by Samantha Cookinham and Meredith Hessel
Washington Post Contributor Bren Flanigan feels that the importance of the Peace Corps’ role in public diplomacy is forgotten with the budget cuts that President Trump proposed in the spring.*
Flanigan finds he, along with others in the Peace Corps are cultural ambassadors for the country showing interest in other cultures, showing the truth about American culture and showing a memorable impression of America.
While in Benin, he found that food was key to sharing culture. He cooked pizza for his host
family and celebrated the Fourth of July with A1 steak sauce and the Whitney Houston version
of “The Star-Spangled Banner.”
These interactions helped with cultural diplomacy by “addressing questions like these gives Peace Corps volunteers the opportunity to shatter the stereotypes about the United States portrayed in television and movies.” Flanigan wants to influence societies not solely through intimidation or economic isolation, but through integrated cultural exchange because this will “endure through political administrations and fluctuating diplomatic relations.”

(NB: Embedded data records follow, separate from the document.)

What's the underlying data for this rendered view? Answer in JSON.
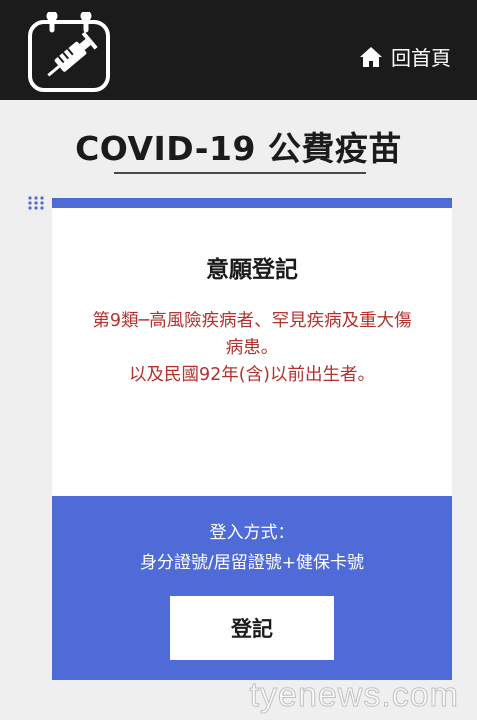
{
  "header": {
    "logo_icon": "calendar-syringe-icon",
    "home_icon": "home-icon",
    "home_label": "回首頁"
  },
  "page_title": "COVID-19 公費疫苗",
  "card": {
    "heading": "意願登記",
    "description_lines": [
      "第9類─高風險疾病者、罕見疾病及重大傷",
      "病患。",
      "以及民國92年(含)以前出生者。"
    ],
    "login_label": "登入方式：",
    "login_method": "身分證號/居留證號+健保卡號",
    "register_button": "登記"
  },
  "watermark": "tyenews.com",
  "colors": {
    "header_bg": "#1b1b1b",
    "page_bg": "#efefef",
    "accent_blue": "#4f6bd8",
    "description_red": "#b3322d"
  }
}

Soft power may be difficult to measure, but it is effective because it is memorable and able to
shatter stereotypes about America. These cultural exchanges are necessary to share diplomatic
relations through experience and genuine interest in cultures and traditions. People in the Peace
Corps are cultural ambassadors.* Flanigan’s reflection that Peace Corps volunteers are “for many communities… the real American ambassadors, the only ones they will ever meet, and the only ones they will remember.” This is similar to how Flanigan was welcomed by his host family in Benin with questions about the 2016 election. Their questions showed that they were looking for a refreshing first-hand account of what Americans think and if they agree with the rhetoric of the
Further, this emphasizes the importance of face-to-face or person-to-person public
diplomacy, as Peace Corps volunteers represent America and are “direct extensions of American
values and principles.” In all, Peace Corps volunteers strengthen an understanding of people and
cultural values between the U.S. and the country they are volunteering in.
* The Peace Corps “is a service opportunity for motivated changemakers to immerse themselves
in a community abroad, working side by side with local leaders to tackle the most pressing
challenges of generation[s].” As an independent agency within the executive branch that was
established by President John F. Kennedy through an Executive Order in 1961, the Peace Corps’
mission is to promote global world peace and friendship. The President appoints the Peace
Corps’ director and deputy director and the appointments must be confirmed by the Senate. As
an agency, it has bipartisan support in Congress, as both Democrats and Republicans and even
representatives and senators have served as volunteers. The Peace Corps’ budget is 1% of the
foreign operations budget and the annual budget is determined each year by the congressional budget and appropriations process.
You can learn more about the Peace Corps’ leadership and initiatives at https://www.peacecorps.gov.
*Bren Flanigan contributed to the Washington Post’s Global Opinions section on August 31
the-peace-corps-in-u-s-foreign-policy/?utm_term=.df698d912f8f) with his insights from serving
as a U.S. Peace Corps volunteer in Benin.
Disclaimer: The opinions expressed in this blog are those of the author(s). They do not necessarily express the views of either The Institute of Public Diplomacy and Global Communication or The George Washington University.